Results: The cohort included 14 339 admissions, of which 3302 (23.0%) involved diabetic patients. Patients with CV values in the upper tertile were twice as likely to have an in-hospital complication compared with patients in the lowest tertile (19.4% versus 9.0%, p < 0.001), and almost five times more likely to die compared with those in the lowest tertile (2.8% versus 0.6%, p < 0.001). Results of the adjusted analyses indicated that the mean LOS was 1.28 days longer in the highest versus the lowest CV tertile (p < 0.001), and the odds of an in-hospital complication and 90-day mortality in the highest CV tertile were respectively 1.91 (p < 0.001) and 2.10 (p = 0.001) times larger than the odds of these events in the lowest CV tertile. These associations were significant even for non-diabetic patients. After adjusting for hypoglycaemia, the relationships remained significant, except that the CV tertile no longer predicted mortality in diabetics.

Conclusion: These results indicate that higher glycaemic variability is associated with longer LOS and in-hospital complications. Glycaemic variability also predicted death, although that primarily held for non-diabetic patients in the highest CV tertile following orthopaedic surgery. Prospective studies should examine whether ensuring low postoperative glycaemic variability may reduce complication rates and mortality. Cite this article: Bone Joint J 2018;100-B:1125-32.

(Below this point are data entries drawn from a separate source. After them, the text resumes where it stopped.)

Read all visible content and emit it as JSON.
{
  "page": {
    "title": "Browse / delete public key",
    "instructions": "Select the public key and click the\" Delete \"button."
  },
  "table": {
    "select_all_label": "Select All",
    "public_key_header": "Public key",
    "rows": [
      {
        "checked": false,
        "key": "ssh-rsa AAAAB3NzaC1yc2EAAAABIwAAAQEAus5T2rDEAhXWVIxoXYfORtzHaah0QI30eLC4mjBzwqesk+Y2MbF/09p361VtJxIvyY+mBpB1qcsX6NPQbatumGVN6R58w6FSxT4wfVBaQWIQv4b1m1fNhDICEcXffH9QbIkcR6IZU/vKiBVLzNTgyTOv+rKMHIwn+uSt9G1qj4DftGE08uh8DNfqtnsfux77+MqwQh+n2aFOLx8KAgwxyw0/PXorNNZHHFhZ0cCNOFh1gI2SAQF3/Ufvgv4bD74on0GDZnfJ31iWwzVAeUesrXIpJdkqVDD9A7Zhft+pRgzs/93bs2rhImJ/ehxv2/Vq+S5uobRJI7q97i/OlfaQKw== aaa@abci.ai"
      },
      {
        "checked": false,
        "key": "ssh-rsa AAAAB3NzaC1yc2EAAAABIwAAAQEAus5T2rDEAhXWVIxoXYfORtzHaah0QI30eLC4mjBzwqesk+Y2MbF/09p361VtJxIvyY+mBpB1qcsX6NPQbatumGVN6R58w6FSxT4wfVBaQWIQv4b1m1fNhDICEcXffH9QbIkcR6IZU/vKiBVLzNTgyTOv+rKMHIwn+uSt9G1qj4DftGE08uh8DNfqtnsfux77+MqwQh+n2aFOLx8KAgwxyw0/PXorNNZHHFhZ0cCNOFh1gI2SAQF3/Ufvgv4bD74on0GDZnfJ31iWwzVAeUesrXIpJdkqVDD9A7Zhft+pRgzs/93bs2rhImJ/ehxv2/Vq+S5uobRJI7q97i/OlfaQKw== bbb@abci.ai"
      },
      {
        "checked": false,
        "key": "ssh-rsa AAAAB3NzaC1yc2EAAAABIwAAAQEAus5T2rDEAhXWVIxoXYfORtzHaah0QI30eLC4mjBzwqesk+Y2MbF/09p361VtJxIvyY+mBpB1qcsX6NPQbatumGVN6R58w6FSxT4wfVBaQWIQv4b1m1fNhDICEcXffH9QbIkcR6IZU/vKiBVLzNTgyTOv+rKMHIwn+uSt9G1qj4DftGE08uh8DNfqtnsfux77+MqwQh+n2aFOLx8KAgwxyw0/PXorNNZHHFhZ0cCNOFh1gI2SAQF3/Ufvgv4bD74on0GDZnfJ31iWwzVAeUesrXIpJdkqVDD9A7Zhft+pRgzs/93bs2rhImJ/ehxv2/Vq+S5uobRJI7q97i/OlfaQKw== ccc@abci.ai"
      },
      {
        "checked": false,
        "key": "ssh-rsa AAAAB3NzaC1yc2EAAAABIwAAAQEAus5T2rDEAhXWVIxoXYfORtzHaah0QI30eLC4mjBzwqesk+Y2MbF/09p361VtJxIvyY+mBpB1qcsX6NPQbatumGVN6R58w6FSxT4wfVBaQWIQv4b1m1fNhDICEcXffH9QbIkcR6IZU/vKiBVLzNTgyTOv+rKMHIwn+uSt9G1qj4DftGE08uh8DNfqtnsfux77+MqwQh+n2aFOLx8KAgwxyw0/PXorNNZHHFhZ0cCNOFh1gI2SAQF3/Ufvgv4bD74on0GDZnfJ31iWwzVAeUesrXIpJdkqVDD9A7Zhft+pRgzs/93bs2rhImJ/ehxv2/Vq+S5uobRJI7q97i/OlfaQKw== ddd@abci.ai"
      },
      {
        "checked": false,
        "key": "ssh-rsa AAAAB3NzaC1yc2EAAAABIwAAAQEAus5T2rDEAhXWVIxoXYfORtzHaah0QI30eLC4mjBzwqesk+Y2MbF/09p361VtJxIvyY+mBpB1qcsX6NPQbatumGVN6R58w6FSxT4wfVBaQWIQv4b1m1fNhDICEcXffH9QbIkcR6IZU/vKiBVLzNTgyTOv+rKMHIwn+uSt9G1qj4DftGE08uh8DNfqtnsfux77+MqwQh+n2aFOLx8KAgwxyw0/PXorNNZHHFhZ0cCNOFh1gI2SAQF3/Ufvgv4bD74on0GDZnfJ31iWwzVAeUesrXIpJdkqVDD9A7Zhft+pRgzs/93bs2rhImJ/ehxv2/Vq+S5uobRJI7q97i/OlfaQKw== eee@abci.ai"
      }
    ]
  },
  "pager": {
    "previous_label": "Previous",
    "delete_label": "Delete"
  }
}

Keywords: Complications; Glucose; Glucose variability; Glycated haemoglobin; Glycemic control.

MeSH terms

  • Aged
  • Blood Glucose / metabolism*
  • Diabetes Complications / complications
  • Diabetes Complications / mortality
  • Female
  • Glycated Hemoglobin A / metabolism
  • Hospital Mortality
  • Humans
  • Hyperglycemia / blood
  • Hyperglycemia / mortality
  • Hyperglycemia / prevention & control
  • Length of Stay / statistics & numerical data
  • Male
  • Middle Aged
  • Orthopedic Procedures / adverse effects*
  • Orthopedic Procedures / mortality
  • Patient Readmission / statistics & numerical data
  • Postoperative Care
  • Postoperative Complications / blood
  • Postoperative Complications / etiology
  • Postoperative Complications / prevention & control
  • Retrospective Studies
  • Risk Factors


  • Blood Glucose
  • Glycated Hemoglobin A